>>>>>

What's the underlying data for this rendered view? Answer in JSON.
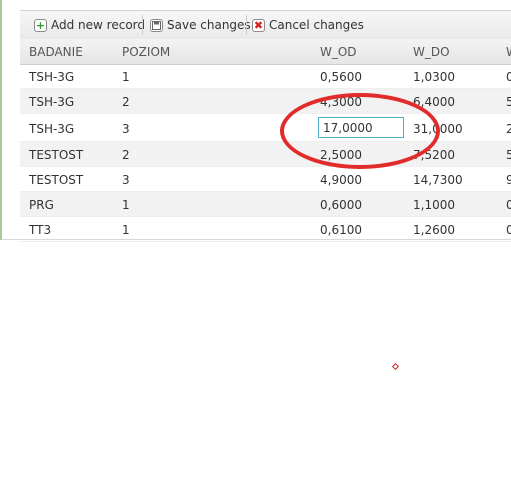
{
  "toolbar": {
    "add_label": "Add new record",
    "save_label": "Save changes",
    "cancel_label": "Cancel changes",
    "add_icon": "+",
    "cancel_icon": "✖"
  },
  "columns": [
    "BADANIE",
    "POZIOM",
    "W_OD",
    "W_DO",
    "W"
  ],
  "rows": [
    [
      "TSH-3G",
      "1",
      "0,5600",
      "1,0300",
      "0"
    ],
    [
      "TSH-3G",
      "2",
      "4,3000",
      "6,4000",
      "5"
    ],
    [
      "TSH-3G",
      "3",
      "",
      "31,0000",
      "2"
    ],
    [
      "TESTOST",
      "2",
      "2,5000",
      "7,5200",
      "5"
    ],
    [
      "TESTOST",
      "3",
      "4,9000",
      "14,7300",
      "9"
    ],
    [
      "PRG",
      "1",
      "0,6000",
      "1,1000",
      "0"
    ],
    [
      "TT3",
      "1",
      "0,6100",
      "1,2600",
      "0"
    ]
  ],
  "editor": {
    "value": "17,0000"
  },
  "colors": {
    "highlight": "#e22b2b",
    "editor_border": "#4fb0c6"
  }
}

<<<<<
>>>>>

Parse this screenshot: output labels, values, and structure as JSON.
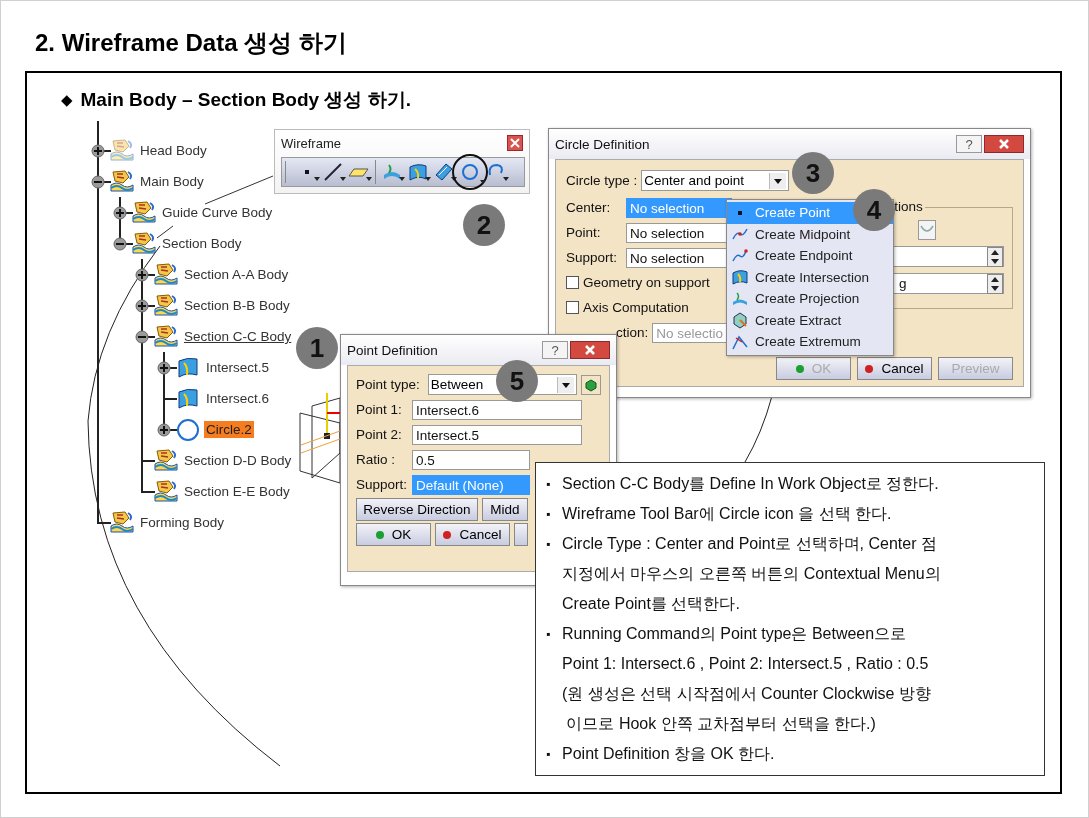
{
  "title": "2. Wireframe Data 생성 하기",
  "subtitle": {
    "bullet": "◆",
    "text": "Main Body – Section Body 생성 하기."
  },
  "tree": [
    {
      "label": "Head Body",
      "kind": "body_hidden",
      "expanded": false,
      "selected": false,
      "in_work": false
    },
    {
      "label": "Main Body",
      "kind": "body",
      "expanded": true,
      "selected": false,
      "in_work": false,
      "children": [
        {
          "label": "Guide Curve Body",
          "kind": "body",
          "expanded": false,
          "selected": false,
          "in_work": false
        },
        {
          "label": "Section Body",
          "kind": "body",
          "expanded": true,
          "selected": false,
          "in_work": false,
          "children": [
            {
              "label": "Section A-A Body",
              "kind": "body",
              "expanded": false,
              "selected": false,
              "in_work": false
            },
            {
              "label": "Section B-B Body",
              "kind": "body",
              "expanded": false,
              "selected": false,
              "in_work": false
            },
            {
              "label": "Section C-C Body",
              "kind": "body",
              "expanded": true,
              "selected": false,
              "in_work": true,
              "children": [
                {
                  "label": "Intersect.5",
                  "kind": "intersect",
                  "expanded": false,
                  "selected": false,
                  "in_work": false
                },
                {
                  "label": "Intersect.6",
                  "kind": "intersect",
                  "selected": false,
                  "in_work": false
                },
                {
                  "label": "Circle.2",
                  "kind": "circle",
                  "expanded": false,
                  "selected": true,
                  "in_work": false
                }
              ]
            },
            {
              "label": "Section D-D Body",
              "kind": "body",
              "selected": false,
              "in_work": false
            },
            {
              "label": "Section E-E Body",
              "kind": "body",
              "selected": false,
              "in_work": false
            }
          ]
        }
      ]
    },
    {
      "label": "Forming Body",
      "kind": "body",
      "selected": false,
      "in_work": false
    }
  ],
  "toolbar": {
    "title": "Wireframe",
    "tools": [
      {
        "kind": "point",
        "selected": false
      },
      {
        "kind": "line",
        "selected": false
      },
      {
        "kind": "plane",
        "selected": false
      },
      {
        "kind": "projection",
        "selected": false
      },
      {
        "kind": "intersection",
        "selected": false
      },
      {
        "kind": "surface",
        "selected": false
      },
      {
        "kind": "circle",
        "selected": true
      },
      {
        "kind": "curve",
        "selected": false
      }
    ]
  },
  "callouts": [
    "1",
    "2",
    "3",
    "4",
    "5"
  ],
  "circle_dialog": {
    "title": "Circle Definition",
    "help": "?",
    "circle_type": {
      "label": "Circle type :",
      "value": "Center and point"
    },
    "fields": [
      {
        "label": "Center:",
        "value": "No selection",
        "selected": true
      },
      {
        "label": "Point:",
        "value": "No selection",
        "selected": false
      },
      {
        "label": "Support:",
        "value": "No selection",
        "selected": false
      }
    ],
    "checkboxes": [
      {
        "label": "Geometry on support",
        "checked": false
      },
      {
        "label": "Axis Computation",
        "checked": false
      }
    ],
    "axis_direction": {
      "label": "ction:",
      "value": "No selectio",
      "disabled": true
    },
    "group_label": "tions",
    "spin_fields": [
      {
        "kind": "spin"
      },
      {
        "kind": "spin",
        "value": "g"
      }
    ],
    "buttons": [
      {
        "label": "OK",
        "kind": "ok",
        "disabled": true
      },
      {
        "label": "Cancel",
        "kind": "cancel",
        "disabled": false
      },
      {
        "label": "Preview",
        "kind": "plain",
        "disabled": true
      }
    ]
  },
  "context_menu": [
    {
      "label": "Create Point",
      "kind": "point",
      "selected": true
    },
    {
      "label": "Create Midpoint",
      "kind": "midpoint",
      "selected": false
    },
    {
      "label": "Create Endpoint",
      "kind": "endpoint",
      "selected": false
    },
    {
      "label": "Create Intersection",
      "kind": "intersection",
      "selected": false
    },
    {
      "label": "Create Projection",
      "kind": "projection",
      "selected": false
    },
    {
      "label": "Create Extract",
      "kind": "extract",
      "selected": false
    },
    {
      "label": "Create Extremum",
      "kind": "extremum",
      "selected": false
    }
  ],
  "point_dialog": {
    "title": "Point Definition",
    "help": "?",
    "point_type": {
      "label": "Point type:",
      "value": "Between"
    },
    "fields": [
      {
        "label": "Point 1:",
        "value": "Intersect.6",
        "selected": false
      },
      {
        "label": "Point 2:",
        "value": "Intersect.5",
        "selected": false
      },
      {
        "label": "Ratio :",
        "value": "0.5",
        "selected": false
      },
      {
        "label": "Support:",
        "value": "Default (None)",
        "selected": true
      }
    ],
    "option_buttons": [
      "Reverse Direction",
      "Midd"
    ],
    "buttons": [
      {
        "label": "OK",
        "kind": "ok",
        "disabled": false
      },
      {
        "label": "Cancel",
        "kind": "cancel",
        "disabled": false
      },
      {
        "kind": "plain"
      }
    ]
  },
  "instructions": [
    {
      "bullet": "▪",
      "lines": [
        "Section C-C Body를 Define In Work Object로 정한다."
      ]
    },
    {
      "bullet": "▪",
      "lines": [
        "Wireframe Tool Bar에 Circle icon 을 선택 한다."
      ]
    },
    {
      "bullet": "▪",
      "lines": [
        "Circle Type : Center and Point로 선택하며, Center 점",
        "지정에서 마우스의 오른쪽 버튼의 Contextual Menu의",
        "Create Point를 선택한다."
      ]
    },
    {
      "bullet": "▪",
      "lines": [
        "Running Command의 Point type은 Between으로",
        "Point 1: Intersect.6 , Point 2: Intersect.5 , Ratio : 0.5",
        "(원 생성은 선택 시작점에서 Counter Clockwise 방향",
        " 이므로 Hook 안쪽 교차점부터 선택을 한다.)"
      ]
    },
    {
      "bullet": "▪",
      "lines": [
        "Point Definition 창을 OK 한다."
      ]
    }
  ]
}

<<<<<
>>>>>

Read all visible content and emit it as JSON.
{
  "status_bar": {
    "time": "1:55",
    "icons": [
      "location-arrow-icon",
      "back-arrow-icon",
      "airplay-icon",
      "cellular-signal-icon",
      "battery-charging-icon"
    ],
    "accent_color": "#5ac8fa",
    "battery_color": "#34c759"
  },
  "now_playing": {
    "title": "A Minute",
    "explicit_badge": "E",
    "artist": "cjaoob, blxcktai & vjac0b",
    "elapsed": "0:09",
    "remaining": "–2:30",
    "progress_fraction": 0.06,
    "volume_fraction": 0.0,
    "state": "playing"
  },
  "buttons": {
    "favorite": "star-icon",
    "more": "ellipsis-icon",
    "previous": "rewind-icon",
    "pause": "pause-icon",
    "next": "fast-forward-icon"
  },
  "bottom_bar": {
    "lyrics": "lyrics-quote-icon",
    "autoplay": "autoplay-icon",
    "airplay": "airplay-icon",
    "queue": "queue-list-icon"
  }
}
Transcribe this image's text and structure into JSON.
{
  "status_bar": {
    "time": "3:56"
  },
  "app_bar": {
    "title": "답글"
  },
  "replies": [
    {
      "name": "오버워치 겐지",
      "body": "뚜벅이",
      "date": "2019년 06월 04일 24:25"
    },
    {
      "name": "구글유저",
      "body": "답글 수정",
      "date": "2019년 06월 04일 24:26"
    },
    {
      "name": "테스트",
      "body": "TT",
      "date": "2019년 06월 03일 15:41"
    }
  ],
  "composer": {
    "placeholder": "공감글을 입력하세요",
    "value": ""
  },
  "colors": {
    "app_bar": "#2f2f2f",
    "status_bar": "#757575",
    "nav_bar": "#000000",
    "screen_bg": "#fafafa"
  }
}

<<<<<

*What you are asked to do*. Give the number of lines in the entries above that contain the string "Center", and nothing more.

*Your response*. 3